## GOAL OF THE EXERCISE
Print the entire listing. Each line must match the original exactly.

## RECORDS SUPPLIED
= = = = = = =

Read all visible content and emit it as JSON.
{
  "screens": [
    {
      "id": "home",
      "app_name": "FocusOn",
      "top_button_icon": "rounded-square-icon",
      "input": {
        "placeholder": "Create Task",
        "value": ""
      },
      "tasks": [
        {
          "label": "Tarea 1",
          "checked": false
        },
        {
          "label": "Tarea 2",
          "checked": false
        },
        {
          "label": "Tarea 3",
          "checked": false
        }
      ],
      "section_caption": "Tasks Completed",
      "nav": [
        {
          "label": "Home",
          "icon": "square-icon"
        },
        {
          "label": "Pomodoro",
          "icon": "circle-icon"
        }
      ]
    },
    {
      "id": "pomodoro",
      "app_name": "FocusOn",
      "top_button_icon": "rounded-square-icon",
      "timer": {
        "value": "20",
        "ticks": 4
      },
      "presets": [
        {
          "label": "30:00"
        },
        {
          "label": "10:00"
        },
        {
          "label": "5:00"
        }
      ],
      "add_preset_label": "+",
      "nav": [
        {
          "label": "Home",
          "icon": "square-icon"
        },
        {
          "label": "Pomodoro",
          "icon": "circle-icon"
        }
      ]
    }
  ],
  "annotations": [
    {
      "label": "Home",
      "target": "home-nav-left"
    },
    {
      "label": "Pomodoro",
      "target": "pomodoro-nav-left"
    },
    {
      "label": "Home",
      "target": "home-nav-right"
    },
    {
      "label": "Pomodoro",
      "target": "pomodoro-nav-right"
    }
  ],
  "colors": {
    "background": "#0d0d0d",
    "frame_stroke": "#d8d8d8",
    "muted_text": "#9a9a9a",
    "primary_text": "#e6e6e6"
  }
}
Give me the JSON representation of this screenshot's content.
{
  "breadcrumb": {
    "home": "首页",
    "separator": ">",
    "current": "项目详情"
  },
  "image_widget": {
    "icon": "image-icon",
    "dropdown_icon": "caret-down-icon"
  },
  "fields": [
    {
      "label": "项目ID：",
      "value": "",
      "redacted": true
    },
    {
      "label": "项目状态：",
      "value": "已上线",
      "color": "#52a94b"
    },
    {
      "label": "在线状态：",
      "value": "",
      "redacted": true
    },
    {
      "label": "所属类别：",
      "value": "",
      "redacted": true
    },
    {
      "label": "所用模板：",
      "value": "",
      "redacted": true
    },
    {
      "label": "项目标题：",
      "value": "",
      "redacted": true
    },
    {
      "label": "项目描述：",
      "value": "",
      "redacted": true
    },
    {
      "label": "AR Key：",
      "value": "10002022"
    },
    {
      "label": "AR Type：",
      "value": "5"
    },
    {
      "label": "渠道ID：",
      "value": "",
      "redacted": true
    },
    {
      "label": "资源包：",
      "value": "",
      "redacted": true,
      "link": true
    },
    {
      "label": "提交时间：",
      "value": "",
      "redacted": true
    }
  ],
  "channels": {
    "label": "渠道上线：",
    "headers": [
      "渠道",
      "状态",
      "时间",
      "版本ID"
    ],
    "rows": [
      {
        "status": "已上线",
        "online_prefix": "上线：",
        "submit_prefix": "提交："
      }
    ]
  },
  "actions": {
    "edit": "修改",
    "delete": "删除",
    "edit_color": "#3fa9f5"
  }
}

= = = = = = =

## RESPONSE FOR THIS EXERCISE
Read all visible content and emit it as JSON.
{
  "screens": [
    {
      "id": "home",
      "app_name": "FocusOn",
      "top_button_icon": "rounded-square-icon",
      "input": {
        "placeholder": "Create Task",
        "value": ""
      },
      "tasks": [
        {
          "label": "Tarea 1",
          "checked": false
        },
        {
          "label": "Tarea 2",
          "checked": false
        },
        {
          "label": "Tarea 3",
          "checked": false
        }
      ],
      "section_caption": "Tasks Completed",
      "nav": [
        {
          "label": "Home",
          "icon": "square-icon"
        },
        {
          "label": "Pomodoro",
          "icon": "circle-icon"
        }
      ]
    },
    {
      "id": "pomodoro",
      "app_name": "FocusOn",
      "top_button_icon": "rounded-square-icon",
      "timer": {
        "value": "20",
        "ticks": 4
      },
      "presets": [
        {
          "label": "30:00"
        },
        {
          "label": "10:00"
        },
        {
          "label": "5:00"
        }
      ],
      "add_preset_label": "+",
      "nav": [
        {
          "label": "Home",
          "icon": "square-icon"
        },
        {
          "label": "Pomodoro",
          "icon": "circle-icon"
        }
      ]
    }
  ],
  "annotations": [
    {
      "label": "Home",
      "target": "home-nav-left"
    },
    {
      "label": "Pomodoro",
      "target": "pomodoro-nav-left"
    },
    {
      "label": "Home",
      "target": "home-nav-right"
    },
    {
      "label": "Pomodoro",
      "target": "pomodoro-nav-right"
    }
  ],
  "colors": {
    "background": "#0d0d0d",
    "frame_stroke": "#d8d8d8",
    "muted_text": "#9a9a9a",
    "primary_text": "#e6e6e6"
  }
}
Give me the JSON representation of this screenshot's content.
{
  "breadcrumb": {
    "home": "首页",
    "separator": ">",
    "current": "项目详情"
  },
  "image_widget": {
    "icon": "image-icon",
    "dropdown_icon": "caret-down-icon"
  },
  "fields": [
    {
      "label": "项目ID：",
      "value": "",
      "redacted": true
    },
    {
      "label": "项目状态：",
      "value": "已上线",
      "color": "#52a94b"
    },
    {
      "label": "在线状态：",
      "value": "",
      "redacted": true
    },
    {
      "label": "所属类别：",
      "value": "",
      "redacted": true
    },
    {
      "label": "所用模板：",
      "value": "",
      "redacted": true
    },
    {
      "label": "项目标题：",
      "value": "",
      "redacted": true
    },
    {
      "label": "项目描述：",
      "value": "",
      "redacted": true
    },
    {
      "label": "AR Key：",
      "value": "10002022"
    },
    {
      "label": "AR Type：",
      "value": "5"
    },
    {
      "label": "渠道ID：",
      "value": "",
      "redacted": true
    },
    {
      "label": "资源包：",
      "value": "",
      "redacted": true,
      "link": true
    },
    {
      "label": "提交时间：",
      "value": "",
      "redacted": true
    }
  ],
  "channels": {
    "label": "渠道上线：",
    "headers": [
      "渠道",
      "状态",
      "时间",
      "版本ID"
    ],
    "rows": [
      {
        "status": "已上线",
        "online_prefix": "上线：",
        "submit_prefix": "提交："
      }
    ]
  },
  "actions": {
    "edit": "修改",
    "delete": "删除",
    "edit_color": "#3fa9f5"
  }
}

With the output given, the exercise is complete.